Proof at the subsequent hearing included, among other things, testimony of respondent's investigator and its expert as well as various documents. However, petitioner's objection to respondent's offer of the horse's veterinary records from November 2006 and December 2006 was sustained by the Hearing Officer and, without those records, the Hearing Officer, while recommending upholding the violation and penalty regarding Clenbuterol, further recommended dismissal of the additional charges related to Robaxin and Naquasone. On review, respondent determined that the veterinary records should have been admitted into evidence, and thus remanded the matter to the Hearing Officer to admit those records and receive additional proof with respect thereto. The Hearing Officer admitted the records, but received no other evidence. As a result of the failure to develop the record as previously ordered, respondent directed a further hearing unless the parties stipulated to the nature and pharmacological properties of the pertinent drugs.
The parties did not stipulate and the original Hearing Officer had retired; accordingly, a further hearing was conducted before a new hearing officer in November 2009. The Hearing Officer determined that petitioner had improperly administered Robaxin and Naquasone on five occasions and recommended that, in addition to the penalty for the original violation related to the use of Clenbuterol, petitioner's license be revoked for five years. Respondent adopted the Hearing Officer's report and imposed the recommended penalty. Petitioner then commenced this CPLR article 78 proceeding, which Supreme Court transferred to this Court (see CPLR 7804 [g]).

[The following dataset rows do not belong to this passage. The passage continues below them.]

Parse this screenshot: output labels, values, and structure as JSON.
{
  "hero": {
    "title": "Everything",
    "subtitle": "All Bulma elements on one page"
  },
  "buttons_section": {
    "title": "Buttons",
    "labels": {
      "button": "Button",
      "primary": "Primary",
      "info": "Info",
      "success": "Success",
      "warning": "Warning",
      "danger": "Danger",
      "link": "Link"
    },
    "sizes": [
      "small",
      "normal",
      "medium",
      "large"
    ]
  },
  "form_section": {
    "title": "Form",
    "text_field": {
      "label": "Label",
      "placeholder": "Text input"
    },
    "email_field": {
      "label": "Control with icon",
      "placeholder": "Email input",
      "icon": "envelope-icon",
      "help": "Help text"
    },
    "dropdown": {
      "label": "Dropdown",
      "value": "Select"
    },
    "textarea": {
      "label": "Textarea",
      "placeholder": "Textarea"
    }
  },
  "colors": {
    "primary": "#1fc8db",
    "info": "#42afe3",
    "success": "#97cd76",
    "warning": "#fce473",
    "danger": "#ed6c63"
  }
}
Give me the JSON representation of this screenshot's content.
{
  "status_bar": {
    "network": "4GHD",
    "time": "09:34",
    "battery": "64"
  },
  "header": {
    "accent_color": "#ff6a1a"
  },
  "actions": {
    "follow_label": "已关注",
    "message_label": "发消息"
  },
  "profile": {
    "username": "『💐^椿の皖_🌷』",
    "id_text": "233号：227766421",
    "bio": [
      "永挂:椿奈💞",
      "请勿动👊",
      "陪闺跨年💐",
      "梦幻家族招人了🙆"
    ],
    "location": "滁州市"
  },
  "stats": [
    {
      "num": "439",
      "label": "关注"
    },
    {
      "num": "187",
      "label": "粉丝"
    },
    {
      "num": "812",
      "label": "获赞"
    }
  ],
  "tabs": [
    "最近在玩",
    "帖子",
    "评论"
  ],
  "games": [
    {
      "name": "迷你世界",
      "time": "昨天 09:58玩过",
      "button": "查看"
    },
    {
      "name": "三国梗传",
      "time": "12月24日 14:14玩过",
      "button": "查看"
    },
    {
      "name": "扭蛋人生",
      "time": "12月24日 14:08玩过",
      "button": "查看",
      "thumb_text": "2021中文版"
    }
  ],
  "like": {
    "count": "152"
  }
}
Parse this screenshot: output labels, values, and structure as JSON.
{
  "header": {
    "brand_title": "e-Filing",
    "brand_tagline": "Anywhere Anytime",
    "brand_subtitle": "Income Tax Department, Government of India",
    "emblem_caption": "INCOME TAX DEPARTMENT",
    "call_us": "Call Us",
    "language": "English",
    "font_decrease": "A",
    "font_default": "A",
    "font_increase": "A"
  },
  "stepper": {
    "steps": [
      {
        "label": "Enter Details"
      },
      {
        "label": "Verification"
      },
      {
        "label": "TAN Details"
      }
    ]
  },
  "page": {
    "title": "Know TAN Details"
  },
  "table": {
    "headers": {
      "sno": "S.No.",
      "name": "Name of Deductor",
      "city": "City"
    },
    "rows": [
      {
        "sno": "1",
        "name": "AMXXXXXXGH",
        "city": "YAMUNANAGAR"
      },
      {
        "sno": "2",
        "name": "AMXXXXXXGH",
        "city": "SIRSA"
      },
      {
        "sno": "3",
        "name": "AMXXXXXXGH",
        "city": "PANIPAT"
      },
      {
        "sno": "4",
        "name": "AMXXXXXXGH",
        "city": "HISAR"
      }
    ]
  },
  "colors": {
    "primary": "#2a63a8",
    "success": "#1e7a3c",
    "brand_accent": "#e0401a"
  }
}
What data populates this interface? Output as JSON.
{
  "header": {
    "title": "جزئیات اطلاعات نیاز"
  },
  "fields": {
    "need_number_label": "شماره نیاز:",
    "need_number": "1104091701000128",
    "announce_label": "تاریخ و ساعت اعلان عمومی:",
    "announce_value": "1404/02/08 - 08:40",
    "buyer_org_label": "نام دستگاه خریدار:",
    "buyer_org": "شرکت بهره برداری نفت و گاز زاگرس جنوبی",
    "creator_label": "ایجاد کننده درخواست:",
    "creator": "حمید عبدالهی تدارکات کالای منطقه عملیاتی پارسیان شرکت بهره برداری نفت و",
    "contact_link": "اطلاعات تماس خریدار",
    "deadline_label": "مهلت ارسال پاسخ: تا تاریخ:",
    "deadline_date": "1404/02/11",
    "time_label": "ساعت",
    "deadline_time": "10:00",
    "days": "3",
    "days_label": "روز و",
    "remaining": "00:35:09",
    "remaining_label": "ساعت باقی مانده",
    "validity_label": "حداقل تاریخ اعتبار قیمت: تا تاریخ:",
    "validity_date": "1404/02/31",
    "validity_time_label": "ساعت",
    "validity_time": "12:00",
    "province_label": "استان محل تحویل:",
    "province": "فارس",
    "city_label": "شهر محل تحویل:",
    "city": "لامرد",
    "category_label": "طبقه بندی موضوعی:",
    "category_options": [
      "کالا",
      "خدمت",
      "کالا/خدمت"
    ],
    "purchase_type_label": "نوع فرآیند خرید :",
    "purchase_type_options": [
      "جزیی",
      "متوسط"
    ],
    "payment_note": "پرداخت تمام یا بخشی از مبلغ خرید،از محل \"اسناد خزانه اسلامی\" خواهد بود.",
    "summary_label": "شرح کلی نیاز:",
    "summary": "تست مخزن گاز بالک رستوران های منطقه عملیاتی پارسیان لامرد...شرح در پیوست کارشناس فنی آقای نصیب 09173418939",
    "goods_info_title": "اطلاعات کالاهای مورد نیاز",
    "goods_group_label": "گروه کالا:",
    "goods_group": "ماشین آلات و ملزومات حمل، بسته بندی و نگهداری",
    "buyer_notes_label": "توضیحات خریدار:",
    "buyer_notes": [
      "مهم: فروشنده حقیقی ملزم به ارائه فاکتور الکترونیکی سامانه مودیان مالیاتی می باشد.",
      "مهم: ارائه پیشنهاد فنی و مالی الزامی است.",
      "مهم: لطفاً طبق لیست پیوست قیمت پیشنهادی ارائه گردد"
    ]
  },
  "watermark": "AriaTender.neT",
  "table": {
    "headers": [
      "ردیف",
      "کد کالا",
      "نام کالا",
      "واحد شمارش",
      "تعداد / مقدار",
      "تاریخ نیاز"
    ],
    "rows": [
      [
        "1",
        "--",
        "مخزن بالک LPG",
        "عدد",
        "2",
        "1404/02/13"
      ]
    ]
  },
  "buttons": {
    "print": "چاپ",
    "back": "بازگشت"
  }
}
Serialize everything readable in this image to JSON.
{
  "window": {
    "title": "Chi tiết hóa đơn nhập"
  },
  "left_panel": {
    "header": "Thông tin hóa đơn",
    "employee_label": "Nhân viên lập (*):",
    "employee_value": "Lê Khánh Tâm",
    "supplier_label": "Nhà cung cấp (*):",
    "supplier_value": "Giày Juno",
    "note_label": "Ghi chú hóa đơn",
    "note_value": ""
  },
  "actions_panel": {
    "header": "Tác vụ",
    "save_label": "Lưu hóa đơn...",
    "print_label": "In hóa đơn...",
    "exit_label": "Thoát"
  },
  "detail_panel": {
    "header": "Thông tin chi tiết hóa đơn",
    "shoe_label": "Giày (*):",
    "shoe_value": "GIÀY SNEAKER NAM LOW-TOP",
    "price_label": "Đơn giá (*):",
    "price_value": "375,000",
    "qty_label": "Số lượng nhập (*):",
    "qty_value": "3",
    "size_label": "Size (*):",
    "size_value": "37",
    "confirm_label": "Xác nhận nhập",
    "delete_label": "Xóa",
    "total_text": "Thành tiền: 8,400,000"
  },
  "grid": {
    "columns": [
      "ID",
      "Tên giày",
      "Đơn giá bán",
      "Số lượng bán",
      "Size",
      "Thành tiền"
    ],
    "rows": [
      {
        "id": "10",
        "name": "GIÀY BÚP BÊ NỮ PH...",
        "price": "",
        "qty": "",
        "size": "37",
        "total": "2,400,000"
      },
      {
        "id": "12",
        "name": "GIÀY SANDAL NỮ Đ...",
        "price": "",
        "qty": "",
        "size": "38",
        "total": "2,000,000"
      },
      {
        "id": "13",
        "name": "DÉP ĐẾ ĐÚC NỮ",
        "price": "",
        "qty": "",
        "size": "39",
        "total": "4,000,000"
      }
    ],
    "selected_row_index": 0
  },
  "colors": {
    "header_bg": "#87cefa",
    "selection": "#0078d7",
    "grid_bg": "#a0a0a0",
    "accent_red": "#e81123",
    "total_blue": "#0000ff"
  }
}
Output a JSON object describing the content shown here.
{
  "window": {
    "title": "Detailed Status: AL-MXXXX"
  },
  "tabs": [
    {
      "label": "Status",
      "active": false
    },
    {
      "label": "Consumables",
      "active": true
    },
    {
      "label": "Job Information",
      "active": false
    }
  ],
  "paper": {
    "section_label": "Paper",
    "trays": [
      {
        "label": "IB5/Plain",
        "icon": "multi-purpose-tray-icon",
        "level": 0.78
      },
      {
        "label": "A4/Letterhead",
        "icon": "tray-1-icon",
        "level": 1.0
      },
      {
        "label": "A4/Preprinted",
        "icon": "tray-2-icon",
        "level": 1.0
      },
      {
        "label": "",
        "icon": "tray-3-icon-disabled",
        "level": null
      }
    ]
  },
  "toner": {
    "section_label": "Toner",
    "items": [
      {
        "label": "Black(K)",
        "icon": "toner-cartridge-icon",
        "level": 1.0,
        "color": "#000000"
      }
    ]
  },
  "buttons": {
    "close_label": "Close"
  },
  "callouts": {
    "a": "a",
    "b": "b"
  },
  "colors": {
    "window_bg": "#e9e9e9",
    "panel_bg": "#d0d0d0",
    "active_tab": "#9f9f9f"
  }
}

Petitioner argues that substantial evidence does not support respondent's determination that he violated the rules prohibiting administering Robaxin and Naquasone within 72 hours of a
Petitioner contends that respondent violated its own rules when it remanded the matter to the Hearing Officer for additional proof. We have previously held that respondent "has the power to take additional evidence before a final determination of issues," and that it is not error to "reopen[ ] [a] hearing for the purpose of further fleshing out the facts" (Matter of Vinci v Corbisiero, 174 A.D.2d 893, 894 ). Respondent's action provided for further development of facts and was not an order in violation of 9 NYCRR 5402.8 (c), which prohibits respondent from directing that the Hearing Officer make a specific finding of fact or conclusion of law. We are unpersuaded by petitioner's contention that respondent violated its own rules, and by his further assertion that he was denied a fair and impartial hearing.
Next, we consider petitioner's assertion that it was error for respondent to receive the veterinary records into evidence. Hearsay evidence is admissible into evidence at administrative hearings and may, under appropriate circumstances, constitute substantial evidence (see Matter of D'Souza v New York State
While the penalty is severe, petitioner has a history of horse drugging violations—including eight prior violations—and, under such circumstances, the penalty is "not so disproportionate to the offense as to be shocking to one's sense of fairness" (Matter of Czermann v New York State Racing & Wagering Bd., 68 A.D.3d 1580, 1583 , lv denied 14 N.Y.3d 709  [internal quotation marks and citation omitted]).
Adjudged that the determination is confirmed, without costs, and petition dismissed.